**Task description**
Set down each record below exactly as it stands. Pictures are not part of the copy.

**Provided information**
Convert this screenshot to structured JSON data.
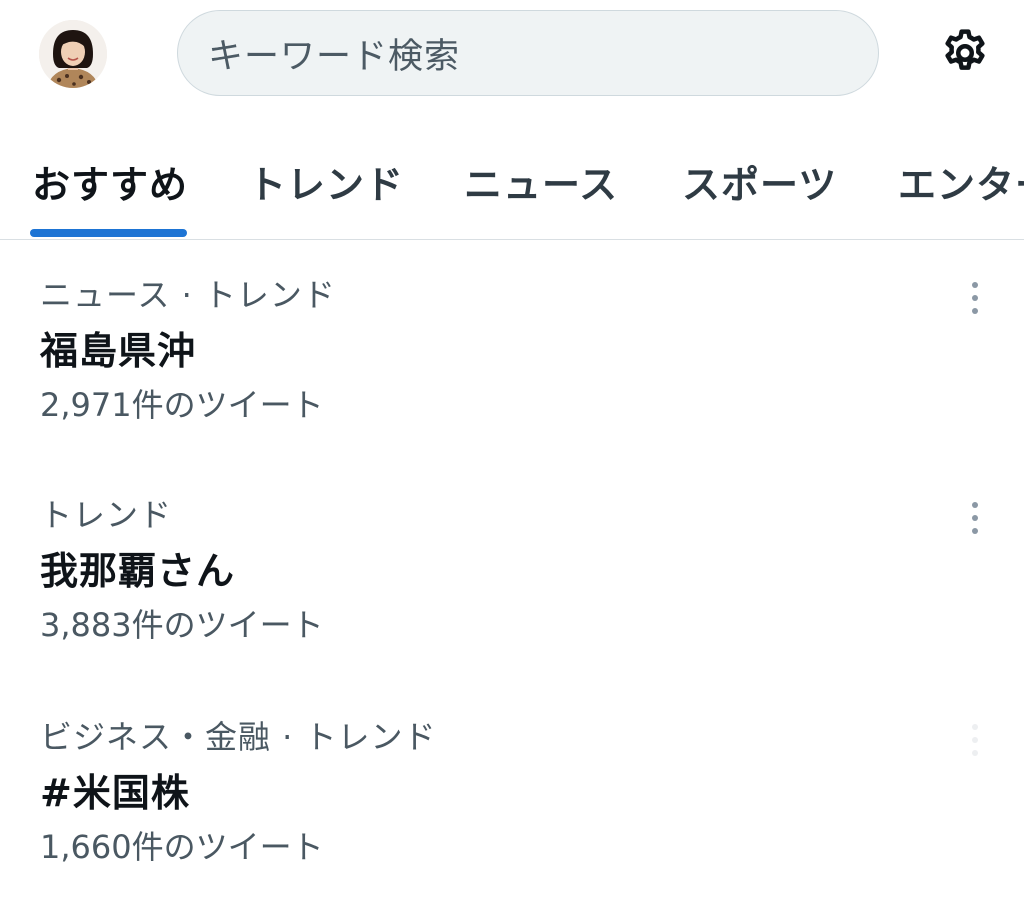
{
  "header": {
    "avatar_icon": "user-avatar-photo",
    "search_placeholder": "キーワード検索",
    "settings_icon": "gear-icon"
  },
  "tabs": [
    {
      "label": "おすすめ",
      "active": true
    },
    {
      "label": "トレンド",
      "active": false
    },
    {
      "label": "ニュース",
      "active": false
    },
    {
      "label": "スポーツ",
      "active": false
    },
    {
      "label": "エンター",
      "active": false
    }
  ],
  "accent_color": "#1d74d4",
  "trends": [
    {
      "category": "ニュース · トレンド",
      "title": "福島県沖",
      "count": "2,971件のツイート"
    },
    {
      "category": "トレンド",
      "title": "我那覇さん",
      "count": "3,883件のツイート"
    },
    {
      "category": "ビジネス・金融 · トレンド",
      "title": "#米国株",
      "count": "1,660件のツイート"
    }
  ]
}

**Exercise solution**
Convert this screenshot to structured JSON data.
{
  "header": {
    "avatar_icon": "user-avatar-photo",
    "search_placeholder": "キーワード検索",
    "settings_icon": "gear-icon"
  },
  "tabs": [
    {
      "label": "おすすめ",
      "active": true
    },
    {
      "label": "トレンド",
      "active": false
    },
    {
      "label": "ニュース",
      "active": false
    },
    {
      "label": "スポーツ",
      "active": false
    },
    {
      "label": "エンター",
      "active": false
    }
  ],
  "accent_color": "#1d74d4",
  "trends": [
    {
      "category": "ニュース · トレンド",
      "title": "福島県沖",
      "count": "2,971件のツイート"
    },
    {
      "category": "トレンド",
      "title": "我那覇さん",
      "count": "3,883件のツイート"
    },
    {
      "category": "ビジネス・金融 · トレンド",
      "title": "#米国株",
      "count": "1,660件のツイート"
    }
  ]
}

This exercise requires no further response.